In another sign of how sensitive the issue has become, Chinese stocks rallied on Wednesday following unverified social media rumors that China was forming a committee to prepare an exit from the zero-Covid policy.
Those rumors were quashed, however, when the Foreign Ministry said it was “unaware” of any such plan.
Meanwhile, experts say they see no signs of the Chinese government taking steps that would suggest it is rethinking its approach.
Chinese health officials maintain that changing tack now would risk a huge surge in infections and deaths that could overwhelm the country’s fragile health care system.
Beijing has so far refused to approve for use the mRNA vaccines developed in Western countries, which have been shown to be more potent than those made and used in China. Experts say China also lacks an emergency response plan to cope with surging infections.
But Jin Dongyan, a virologist at the University of Hong Kong, said such catastrophic scenarios could be avoided with proper preparation.
Instead of spending vast amounts of time and resources on testing, contact tracing, quarantining and imposing lockdowns, authorities should introduce more effective vaccines and antiviral therapies and boost the vaccination rate among the elderly, Jin said.
With boosted immunity, asymptomatic or mild cases could be allowed to recover at home – freeing up space at hospitals to treat more severe cases, he said.
“Using lockdown and containment measures to deal with an infectious disease with such a low mortality rate and high transmissibility is no longer appropriate. The whole world has abandoned this approach – nobody can stand the cost, it’s simply not working,” he said.
Another hurdle to pivoting from zero-Covid is a pervasive fear of the virus among large swaths of the public, instilled by the Chinese government to justify its harsh control measures, experts say.
“Authorities have demonized Covid, exaggerating its severity and mortality rate and talking up long-Covid symptoms. Many ordinary people are still very afraid of the virus, with recovered Covid patients suffering from severe discrimination and stigmatization,” Jin said.
It was partly such fears that drove thousands of migrant workers to flee in panic from the Foxconn factory in Zhengzhou, he said.
Videos of people traveling on foot, dragging their luggage on roads and across fields, went viral on Chinese social media over the weekend. Zhengzhou, a city of 12 million, imposed sweeping lockdown measures last month after identifying dozens of Covid-19 cases.
The Foxconn facility has been racing to control an outbreak since mid-October, though the company has not disclosed the number of infections among its workers. On Wednesday, the Zhengzhou Airport Economy Zone, where the Foxconn plant is located, announced new lockdown measures.
As the Foxconn exodus thrust the Zhengzhou outbreak into the spotlight, the city’s health authorities have tried to allay public fears. On Monday, the Zhengzhou municipal health commission published a WeChat article with the headline: “Covid is not that horrible, but preventable and treatable.”
Huang, the expert at the Council on Foreign Relations, said misconceptions about the virus would complicate matters if China did at some point decide to move away from zero Covid.
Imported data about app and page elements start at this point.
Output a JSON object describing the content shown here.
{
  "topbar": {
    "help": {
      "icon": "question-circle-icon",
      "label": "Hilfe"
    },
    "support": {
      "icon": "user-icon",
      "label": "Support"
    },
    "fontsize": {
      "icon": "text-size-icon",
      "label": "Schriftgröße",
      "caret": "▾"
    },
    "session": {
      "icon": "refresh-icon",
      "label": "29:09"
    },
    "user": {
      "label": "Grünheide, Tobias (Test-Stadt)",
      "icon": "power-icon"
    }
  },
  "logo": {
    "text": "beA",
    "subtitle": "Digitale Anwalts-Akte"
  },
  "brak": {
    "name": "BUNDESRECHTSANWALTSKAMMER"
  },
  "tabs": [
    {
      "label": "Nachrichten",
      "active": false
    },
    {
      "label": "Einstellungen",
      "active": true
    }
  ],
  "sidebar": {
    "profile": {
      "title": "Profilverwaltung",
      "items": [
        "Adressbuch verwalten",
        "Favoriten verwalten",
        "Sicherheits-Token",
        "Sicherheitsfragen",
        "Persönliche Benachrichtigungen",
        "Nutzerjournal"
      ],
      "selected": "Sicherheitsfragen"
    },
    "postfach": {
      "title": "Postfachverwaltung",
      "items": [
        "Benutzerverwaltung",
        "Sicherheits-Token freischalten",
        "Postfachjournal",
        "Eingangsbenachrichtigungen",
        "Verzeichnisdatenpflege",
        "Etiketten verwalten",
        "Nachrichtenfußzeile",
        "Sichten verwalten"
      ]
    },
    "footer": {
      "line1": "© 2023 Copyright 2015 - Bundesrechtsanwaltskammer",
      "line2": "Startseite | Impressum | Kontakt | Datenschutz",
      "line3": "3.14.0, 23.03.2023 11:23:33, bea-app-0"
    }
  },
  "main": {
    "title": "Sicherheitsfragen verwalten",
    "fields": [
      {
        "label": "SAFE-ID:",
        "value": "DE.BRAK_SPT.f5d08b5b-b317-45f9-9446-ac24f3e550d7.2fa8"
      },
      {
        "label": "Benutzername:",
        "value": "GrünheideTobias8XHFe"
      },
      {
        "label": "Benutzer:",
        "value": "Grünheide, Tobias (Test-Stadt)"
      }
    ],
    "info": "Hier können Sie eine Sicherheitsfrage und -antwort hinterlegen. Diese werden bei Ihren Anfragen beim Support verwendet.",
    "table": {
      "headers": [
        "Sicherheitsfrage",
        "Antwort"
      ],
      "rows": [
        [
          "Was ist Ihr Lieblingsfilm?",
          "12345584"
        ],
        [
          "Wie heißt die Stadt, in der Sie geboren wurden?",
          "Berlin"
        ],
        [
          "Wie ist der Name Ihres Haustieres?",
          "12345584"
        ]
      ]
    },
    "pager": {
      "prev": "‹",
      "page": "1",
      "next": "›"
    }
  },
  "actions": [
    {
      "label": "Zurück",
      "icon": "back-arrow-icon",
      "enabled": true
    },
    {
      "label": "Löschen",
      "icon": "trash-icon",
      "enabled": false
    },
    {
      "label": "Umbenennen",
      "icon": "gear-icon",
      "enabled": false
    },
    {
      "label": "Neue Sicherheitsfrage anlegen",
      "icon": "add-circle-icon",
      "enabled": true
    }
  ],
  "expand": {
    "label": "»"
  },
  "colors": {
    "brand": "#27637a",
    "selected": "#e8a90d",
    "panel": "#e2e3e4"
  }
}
“Even if in the future, China wants to change the narrative and play down the seriousness of the disease, some people might not buy into the new narrative,” he said.
As the winter approaches, experts warn that China could be hit by a new wave of infections – and a new cycle of draconian lockdowns.
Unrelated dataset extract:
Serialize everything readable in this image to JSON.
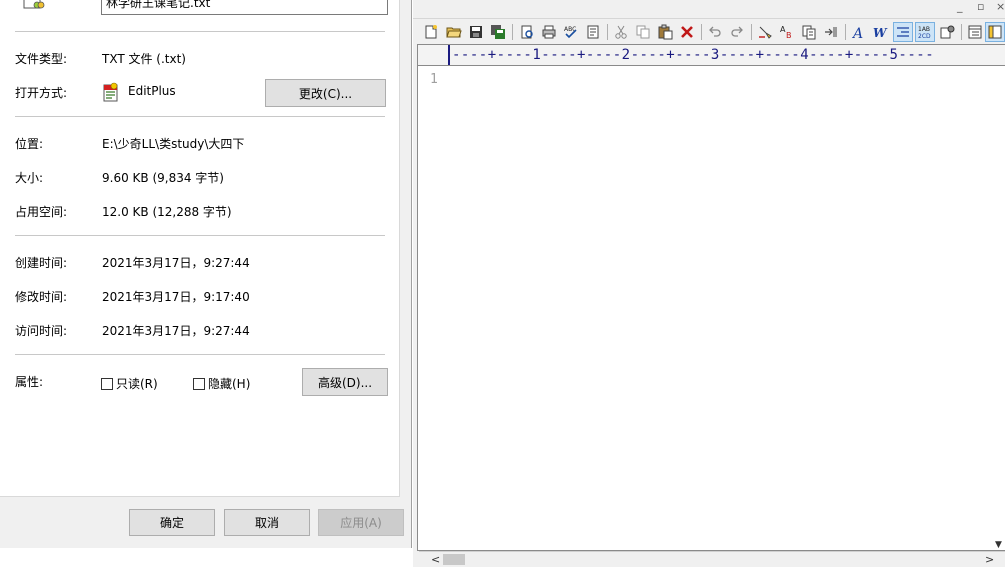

China reported 2,755 local infections for Tuesday, the highest daily tally since August.
“Judging from the situation in China, there will be a major outbreak sooner or later. China has deployed tremendous efforts and paid a heavy cost to prevent that from happening, but in the end, it won’t be able to stop such a highly infectious disease from spreading,” Jin said.